_What the exercise asks_
Give back the listing underneath, unchanged and complete.

START Records for processing

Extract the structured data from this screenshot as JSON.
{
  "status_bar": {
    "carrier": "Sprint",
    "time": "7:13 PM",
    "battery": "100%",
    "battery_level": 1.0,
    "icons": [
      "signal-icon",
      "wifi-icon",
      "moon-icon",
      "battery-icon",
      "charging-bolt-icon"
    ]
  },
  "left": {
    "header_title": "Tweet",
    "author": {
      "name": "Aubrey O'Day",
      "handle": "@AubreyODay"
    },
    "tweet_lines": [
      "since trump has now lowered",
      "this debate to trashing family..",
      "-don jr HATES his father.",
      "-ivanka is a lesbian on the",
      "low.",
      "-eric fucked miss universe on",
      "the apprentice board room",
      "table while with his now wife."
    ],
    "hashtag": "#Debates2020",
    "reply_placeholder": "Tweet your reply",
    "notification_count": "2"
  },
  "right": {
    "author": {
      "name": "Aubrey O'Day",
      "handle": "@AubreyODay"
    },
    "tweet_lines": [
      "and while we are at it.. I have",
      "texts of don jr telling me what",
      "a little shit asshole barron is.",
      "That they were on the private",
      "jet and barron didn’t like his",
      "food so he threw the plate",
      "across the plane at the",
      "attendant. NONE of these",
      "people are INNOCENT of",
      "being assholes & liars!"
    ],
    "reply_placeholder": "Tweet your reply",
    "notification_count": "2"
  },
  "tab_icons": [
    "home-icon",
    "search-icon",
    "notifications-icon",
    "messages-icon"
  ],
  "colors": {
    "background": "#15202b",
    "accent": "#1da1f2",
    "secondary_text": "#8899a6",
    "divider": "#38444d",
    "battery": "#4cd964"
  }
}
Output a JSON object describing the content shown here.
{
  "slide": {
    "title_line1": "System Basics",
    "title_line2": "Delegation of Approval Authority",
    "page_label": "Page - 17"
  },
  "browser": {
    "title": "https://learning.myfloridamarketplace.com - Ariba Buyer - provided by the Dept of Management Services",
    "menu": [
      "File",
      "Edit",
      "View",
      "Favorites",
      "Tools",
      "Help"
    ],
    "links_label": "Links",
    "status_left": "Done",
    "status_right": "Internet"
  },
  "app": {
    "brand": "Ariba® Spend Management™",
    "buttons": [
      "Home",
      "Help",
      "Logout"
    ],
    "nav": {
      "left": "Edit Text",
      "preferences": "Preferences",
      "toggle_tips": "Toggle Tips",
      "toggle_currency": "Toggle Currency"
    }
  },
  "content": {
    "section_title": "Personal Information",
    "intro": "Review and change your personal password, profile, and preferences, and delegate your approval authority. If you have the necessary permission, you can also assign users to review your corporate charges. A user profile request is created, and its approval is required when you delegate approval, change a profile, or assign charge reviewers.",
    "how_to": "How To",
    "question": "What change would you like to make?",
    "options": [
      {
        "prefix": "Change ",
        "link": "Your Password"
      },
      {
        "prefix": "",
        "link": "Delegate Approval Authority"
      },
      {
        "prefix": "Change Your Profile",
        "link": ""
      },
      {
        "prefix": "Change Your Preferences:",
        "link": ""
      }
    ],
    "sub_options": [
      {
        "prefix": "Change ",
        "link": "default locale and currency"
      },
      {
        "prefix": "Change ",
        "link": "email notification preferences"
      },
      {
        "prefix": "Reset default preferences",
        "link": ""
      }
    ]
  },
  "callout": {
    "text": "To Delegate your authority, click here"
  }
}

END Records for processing

_Result for this exercise_
Extract the structured data from this screenshot as JSON.
{
  "status_bar": {
    "carrier": "Sprint",
    "time": "7:13 PM",
    "battery": "100%",
    "battery_level": 1.0,
    "icons": [
      "signal-icon",
      "wifi-icon",
      "moon-icon",
      "battery-icon",
      "charging-bolt-icon"
    ]
  },
  "left": {
    "header_title": "Tweet",
    "author": {
      "name": "Aubrey O'Day",
      "handle": "@AubreyODay"
    },
    "tweet_lines": [
      "since trump has now lowered",
      "this debate to trashing family..",
      "-don jr HATES his father.",
      "-ivanka is a lesbian on the",
      "low.",
      "-eric fucked miss universe on",
      "the apprentice board room",
      "table while with his now wife."
    ],
    "hashtag": "#Debates2020",
    "reply_placeholder": "Tweet your reply",
    "notification_count": "2"
  },
  "right": {
    "author": {
      "name": "Aubrey O'Day",
      "handle": "@AubreyODay"
    },
    "tweet_lines": [
      "and while we are at it.. I have",
      "texts of don jr telling me what",
      "a little shit asshole barron is.",
      "That they were on the private",
      "jet and barron didn’t like his",
      "food so he threw the plate",
      "across the plane at the",
      "attendant. NONE of these",
      "people are INNOCENT of",
      "being assholes & liars!"
    ],
    "reply_placeholder": "Tweet your reply",
    "notification_count": "2"
  },
  "tab_icons": [
    "home-icon",
    "search-icon",
    "notifications-icon",
    "messages-icon"
  ],
  "colors": {
    "background": "#15202b",
    "accent": "#1da1f2",
    "secondary_text": "#8899a6",
    "divider": "#38444d",
    "battery": "#4cd964"
  }
}
Output a JSON object describing the content shown here.
{
  "slide": {
    "title_line1": "System Basics",
    "title_line2": "Delegation of Approval Authority",
    "page_label": "Page - 17"
  },
  "browser": {
    "title": "https://learning.myfloridamarketplace.com - Ariba Buyer - provided by the Dept of Management Services",
    "menu": [
      "File",
      "Edit",
      "View",
      "Favorites",
      "Tools",
      "Help"
    ],
    "links_label": "Links",
    "status_left": "Done",
    "status_right": "Internet"
  },
  "app": {
    "brand": "Ariba® Spend Management™",
    "buttons": [
      "Home",
      "Help",
      "Logout"
    ],
    "nav": {
      "left": "Edit Text",
      "preferences": "Preferences",
      "toggle_tips": "Toggle Tips",
      "toggle_currency": "Toggle Currency"
    }
  },
  "content": {
    "section_title": "Personal Information",
    "intro": "Review and change your personal password, profile, and preferences, and delegate your approval authority. If you have the necessary permission, you can also assign users to review your corporate charges. A user profile request is created, and its approval is required when you delegate approval, change a profile, or assign charge reviewers.",
    "how_to": "How To",
    "question": "What change would you like to make?",
    "options": [
      {
        "prefix": "Change ",
        "link": "Your Password"
      },
      {
        "prefix": "",
        "link": "Delegate Approval Authority"
      },
      {
        "prefix": "Change Your Profile",
        "link": ""
      },
      {
        "prefix": "Change Your Preferences:",
        "link": ""
      }
    ],
    "sub_options": [
      {
        "prefix": "Change ",
        "link": "default locale and currency"
      },
      {
        "prefix": "Change ",
        "link": "email notification preferences"
      },
      {
        "prefix": "Reset default preferences",
        "link": ""
      }
    ]
  },
  "callout": {
    "text": "To Delegate your authority, click here"
  }
}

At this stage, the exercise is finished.